PROBLEM REQUIREMENTS —
Give back nothing but the number of lines in these entries that contain the word "staging".

*** MATERIAL FOR THE TASK ***

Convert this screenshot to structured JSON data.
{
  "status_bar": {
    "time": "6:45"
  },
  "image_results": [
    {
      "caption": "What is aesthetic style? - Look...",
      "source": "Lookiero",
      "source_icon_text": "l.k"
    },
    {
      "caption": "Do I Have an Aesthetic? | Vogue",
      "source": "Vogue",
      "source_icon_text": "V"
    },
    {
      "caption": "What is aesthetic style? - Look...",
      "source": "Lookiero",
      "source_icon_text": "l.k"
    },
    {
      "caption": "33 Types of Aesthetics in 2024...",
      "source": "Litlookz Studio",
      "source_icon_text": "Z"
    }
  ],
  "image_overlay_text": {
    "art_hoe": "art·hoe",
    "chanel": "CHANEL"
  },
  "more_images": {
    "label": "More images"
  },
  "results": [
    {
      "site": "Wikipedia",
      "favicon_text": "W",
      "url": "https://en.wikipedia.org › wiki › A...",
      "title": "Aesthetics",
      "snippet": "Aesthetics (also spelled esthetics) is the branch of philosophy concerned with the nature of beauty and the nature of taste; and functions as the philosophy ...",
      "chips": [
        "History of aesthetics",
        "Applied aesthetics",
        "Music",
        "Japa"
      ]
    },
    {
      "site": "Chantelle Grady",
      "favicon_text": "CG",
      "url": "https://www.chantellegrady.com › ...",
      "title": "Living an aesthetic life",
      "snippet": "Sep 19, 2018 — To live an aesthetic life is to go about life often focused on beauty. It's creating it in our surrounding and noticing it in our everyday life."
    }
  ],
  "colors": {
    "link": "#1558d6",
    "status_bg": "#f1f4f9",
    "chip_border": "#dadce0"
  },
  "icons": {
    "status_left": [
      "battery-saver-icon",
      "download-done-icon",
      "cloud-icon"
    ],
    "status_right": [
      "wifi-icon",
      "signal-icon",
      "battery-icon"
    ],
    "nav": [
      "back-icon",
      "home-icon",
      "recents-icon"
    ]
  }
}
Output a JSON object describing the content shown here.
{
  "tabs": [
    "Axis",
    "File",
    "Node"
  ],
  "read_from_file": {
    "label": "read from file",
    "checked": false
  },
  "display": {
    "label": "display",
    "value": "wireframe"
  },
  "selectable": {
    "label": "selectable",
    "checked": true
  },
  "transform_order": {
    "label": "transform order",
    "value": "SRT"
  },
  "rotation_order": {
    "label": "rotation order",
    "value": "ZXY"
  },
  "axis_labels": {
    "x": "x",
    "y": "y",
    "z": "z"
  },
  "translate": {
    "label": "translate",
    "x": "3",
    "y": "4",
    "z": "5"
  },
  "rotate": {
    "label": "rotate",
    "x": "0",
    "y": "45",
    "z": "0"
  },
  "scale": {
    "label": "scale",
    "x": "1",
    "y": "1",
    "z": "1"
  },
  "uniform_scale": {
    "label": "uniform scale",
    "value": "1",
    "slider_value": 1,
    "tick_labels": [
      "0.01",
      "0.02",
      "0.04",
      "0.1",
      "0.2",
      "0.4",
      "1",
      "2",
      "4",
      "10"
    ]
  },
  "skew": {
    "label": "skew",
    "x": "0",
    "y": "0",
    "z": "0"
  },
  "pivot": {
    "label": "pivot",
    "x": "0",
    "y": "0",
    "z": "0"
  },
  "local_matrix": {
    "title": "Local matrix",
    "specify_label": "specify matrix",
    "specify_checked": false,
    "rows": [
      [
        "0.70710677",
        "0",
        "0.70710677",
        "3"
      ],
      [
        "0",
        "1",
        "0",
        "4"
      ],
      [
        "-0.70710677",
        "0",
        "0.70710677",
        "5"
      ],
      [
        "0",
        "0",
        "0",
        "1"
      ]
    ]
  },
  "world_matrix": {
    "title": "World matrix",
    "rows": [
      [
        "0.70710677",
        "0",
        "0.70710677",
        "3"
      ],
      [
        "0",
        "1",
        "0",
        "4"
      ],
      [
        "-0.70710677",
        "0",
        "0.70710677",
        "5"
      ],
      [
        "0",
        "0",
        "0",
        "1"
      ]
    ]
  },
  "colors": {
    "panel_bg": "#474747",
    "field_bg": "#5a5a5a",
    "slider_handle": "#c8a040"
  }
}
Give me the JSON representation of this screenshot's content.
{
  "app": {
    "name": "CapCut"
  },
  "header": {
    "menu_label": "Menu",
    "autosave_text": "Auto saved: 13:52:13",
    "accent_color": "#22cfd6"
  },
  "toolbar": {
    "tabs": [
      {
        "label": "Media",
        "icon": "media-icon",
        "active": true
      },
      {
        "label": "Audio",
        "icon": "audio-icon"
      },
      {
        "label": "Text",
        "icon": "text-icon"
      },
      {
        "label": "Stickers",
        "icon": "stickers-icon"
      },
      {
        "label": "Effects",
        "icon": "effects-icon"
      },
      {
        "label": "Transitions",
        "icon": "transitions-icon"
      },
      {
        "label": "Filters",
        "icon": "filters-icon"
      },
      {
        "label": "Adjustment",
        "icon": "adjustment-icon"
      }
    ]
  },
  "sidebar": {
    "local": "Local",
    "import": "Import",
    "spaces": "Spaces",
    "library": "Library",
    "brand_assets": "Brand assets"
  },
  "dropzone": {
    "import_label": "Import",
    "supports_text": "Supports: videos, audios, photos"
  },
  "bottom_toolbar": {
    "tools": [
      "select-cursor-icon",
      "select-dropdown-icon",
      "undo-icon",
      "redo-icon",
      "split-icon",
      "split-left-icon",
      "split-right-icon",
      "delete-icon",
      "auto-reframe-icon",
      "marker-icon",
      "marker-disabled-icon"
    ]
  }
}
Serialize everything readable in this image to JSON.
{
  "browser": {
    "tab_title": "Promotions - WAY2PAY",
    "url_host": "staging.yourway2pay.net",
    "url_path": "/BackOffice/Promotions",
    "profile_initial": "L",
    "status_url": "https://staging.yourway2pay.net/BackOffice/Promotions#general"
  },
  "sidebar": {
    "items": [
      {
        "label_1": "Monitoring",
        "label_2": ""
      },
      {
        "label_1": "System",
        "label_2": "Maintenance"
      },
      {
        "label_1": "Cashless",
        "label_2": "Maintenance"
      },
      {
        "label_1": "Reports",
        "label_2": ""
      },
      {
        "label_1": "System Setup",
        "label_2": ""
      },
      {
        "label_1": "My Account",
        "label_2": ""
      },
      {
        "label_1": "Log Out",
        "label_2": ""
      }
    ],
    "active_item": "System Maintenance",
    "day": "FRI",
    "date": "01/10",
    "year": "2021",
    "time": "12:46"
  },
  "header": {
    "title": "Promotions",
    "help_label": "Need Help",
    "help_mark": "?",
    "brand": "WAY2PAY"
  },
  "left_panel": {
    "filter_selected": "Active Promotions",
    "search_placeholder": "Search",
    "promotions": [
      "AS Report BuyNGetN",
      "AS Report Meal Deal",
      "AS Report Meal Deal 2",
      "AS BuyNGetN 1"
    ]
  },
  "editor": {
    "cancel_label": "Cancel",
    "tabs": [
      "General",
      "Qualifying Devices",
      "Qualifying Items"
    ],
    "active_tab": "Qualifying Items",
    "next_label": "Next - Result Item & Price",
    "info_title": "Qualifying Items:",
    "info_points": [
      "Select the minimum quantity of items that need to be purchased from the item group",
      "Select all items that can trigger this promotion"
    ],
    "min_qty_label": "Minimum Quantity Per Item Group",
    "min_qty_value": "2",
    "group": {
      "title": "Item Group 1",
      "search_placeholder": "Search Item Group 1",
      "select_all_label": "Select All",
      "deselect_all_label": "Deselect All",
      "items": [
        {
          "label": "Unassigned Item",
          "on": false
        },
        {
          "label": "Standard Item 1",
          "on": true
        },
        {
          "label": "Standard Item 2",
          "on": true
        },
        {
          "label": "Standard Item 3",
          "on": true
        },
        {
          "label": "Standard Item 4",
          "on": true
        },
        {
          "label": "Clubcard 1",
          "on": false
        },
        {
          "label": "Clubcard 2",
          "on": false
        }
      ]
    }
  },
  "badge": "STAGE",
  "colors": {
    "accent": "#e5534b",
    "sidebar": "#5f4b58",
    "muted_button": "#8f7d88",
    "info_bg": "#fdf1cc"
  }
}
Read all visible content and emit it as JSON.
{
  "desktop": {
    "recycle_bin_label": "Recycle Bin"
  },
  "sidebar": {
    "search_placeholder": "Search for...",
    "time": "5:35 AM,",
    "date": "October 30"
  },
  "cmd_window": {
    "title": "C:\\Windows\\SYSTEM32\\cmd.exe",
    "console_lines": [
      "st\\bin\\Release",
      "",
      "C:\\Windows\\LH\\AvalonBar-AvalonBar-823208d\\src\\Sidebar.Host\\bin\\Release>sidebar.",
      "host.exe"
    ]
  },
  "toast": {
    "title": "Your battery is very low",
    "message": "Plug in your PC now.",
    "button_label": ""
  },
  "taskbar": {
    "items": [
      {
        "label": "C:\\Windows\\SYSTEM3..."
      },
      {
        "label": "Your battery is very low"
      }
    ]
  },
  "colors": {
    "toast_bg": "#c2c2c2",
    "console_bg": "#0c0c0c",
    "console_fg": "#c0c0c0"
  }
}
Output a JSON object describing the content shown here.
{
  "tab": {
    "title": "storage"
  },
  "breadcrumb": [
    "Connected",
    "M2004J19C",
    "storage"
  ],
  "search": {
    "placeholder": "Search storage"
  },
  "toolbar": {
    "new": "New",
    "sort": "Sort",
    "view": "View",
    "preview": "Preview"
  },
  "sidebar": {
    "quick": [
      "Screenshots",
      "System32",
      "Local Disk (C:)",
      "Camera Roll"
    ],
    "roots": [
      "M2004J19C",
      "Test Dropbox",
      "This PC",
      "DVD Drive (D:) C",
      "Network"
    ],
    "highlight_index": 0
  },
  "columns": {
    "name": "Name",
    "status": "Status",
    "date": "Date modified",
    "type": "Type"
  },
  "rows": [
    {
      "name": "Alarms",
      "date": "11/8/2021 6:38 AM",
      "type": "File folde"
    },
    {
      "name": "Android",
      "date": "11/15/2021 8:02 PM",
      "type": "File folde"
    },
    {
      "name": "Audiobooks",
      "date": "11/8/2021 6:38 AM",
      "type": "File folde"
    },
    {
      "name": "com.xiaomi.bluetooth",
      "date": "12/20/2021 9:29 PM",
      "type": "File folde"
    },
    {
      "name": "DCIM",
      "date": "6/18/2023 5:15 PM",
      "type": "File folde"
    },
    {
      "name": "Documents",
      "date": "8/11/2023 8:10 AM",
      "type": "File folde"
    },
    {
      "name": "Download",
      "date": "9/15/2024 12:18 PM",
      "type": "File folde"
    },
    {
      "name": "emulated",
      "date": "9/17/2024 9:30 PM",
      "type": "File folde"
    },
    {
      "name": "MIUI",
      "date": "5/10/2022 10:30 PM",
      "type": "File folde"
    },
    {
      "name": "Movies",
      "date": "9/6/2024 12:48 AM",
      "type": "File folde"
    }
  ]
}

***

RESULT FOR THIS EXERCISE —
2